Hi suzanne –

she was a fantastic polymath whiz of a woman
in a narrow situation

Yeah, I get clautrophobic just thinking about her situation – not the convent, I mean the short leash. Which may or may not have been in the background of that closing image about reining her vision in…

Laura – Thanks. I guess I broke it into stanzas because the original had indents at those places, as if they were paragraphs. And in some way it seemed to make up for the fact that my lines didn’t rhyme. :)

I wouldn’t necessarily agree that one has to be a poet to be a good translator of poetry. I can think of a few great translators, like Arthur Waley or Edward Snow (Rilke) who were/are not serious poets themselves. And I can think of PLENTY of poets who are not able to set their egos aside sufficiently to be good translators.

O.K., here’s Trueblood:

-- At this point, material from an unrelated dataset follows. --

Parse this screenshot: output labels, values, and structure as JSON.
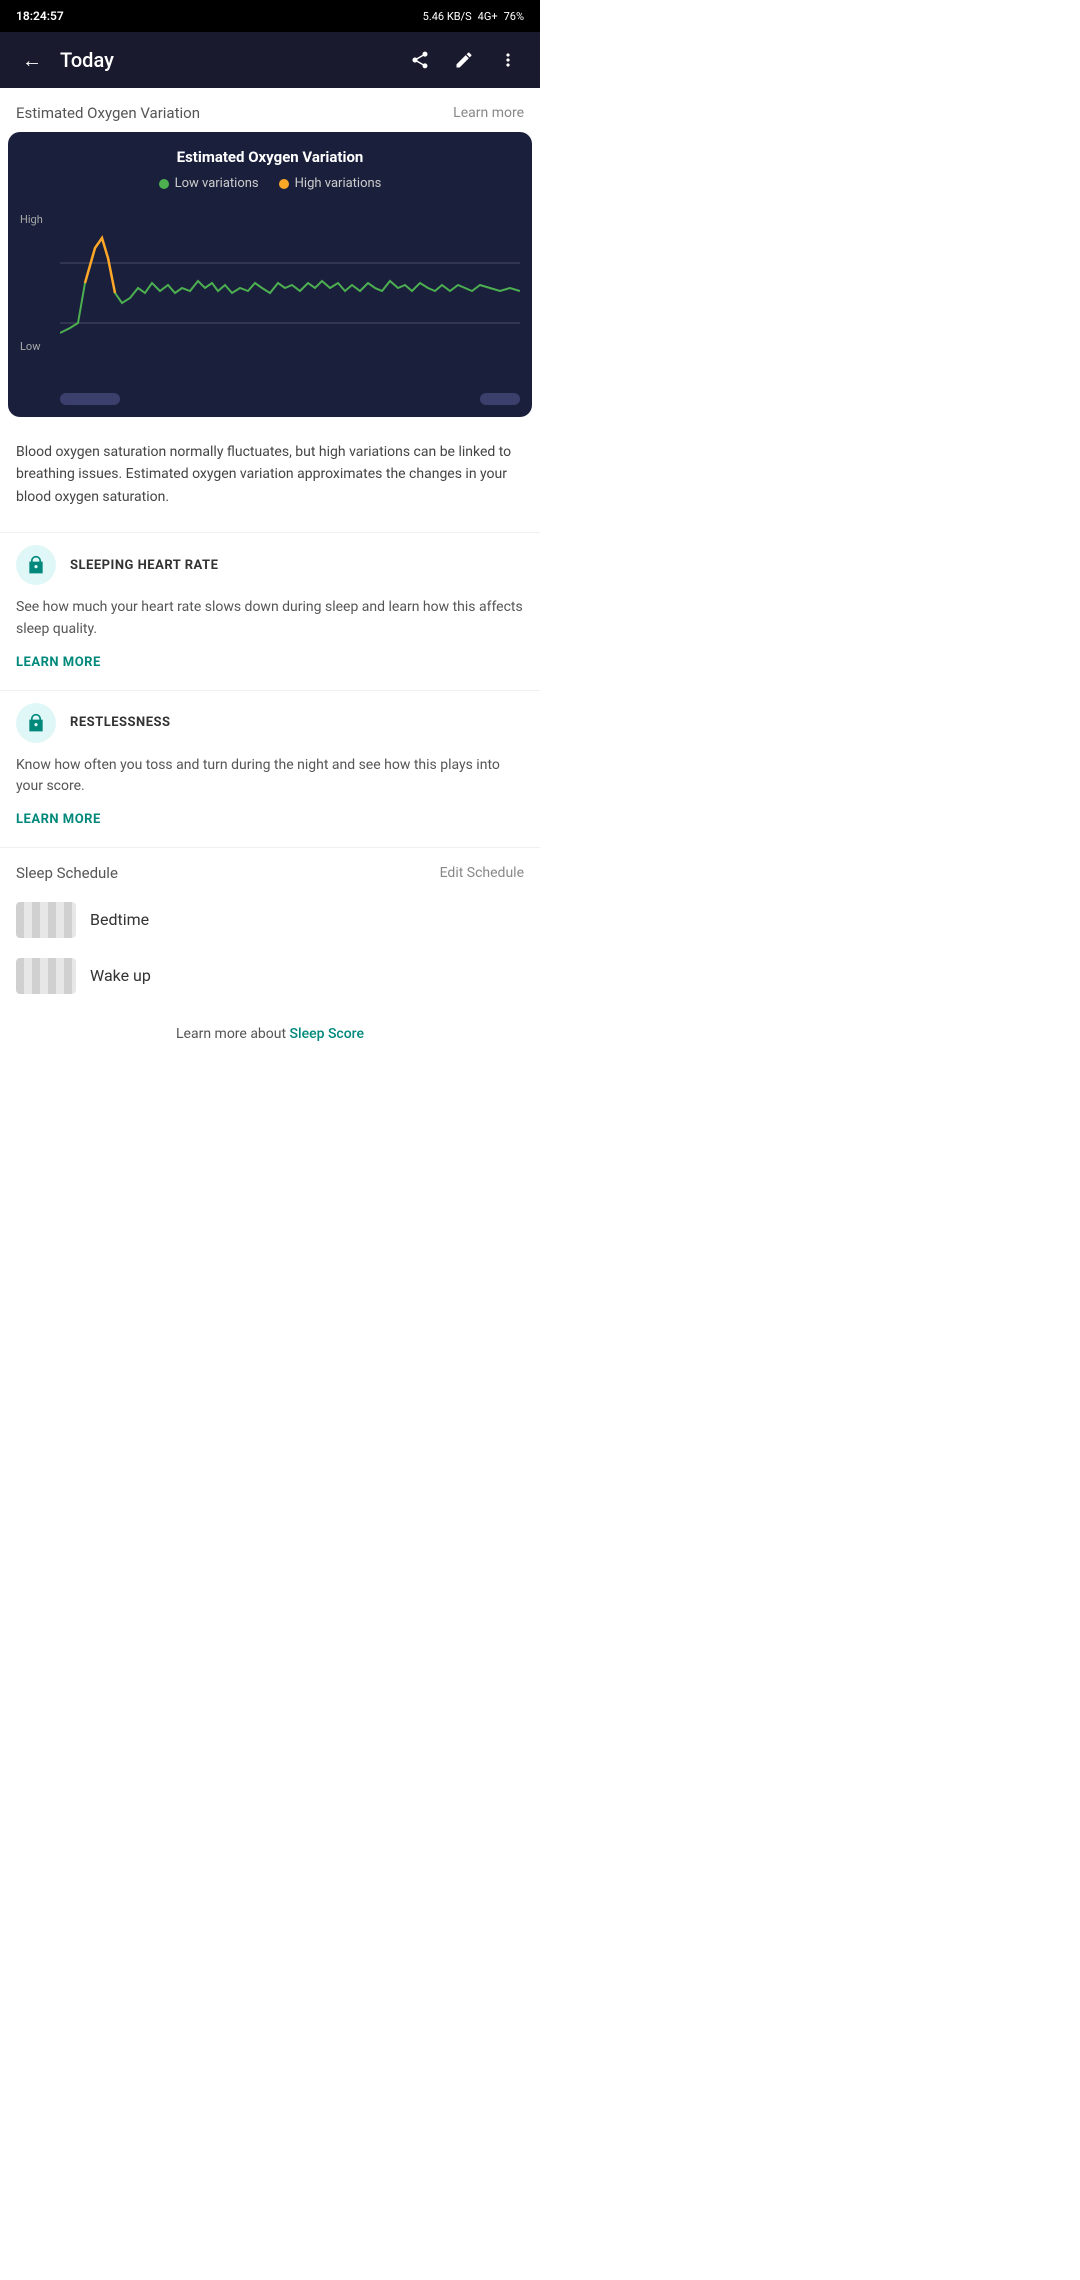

Green allurement of our human life,
mad Hope, wild frenzy gold-encrusted,
sleep of the waking full of twists and turns
for neither dreams nor treasures to be trusted;
soul of the world, new burgeoning of the old,
fantasy of blighted greenery,
day awaited by the happy few,
morrow which the hapless long to see:
let those pursue your shadow’s beckoning
who put green lenses in their spectacles
and see the world in colors that appeal.
Myslef, I’ll act more wisely toward the world:
I’ll place my eyes right at my fingertips
and only see what my two hands can feel.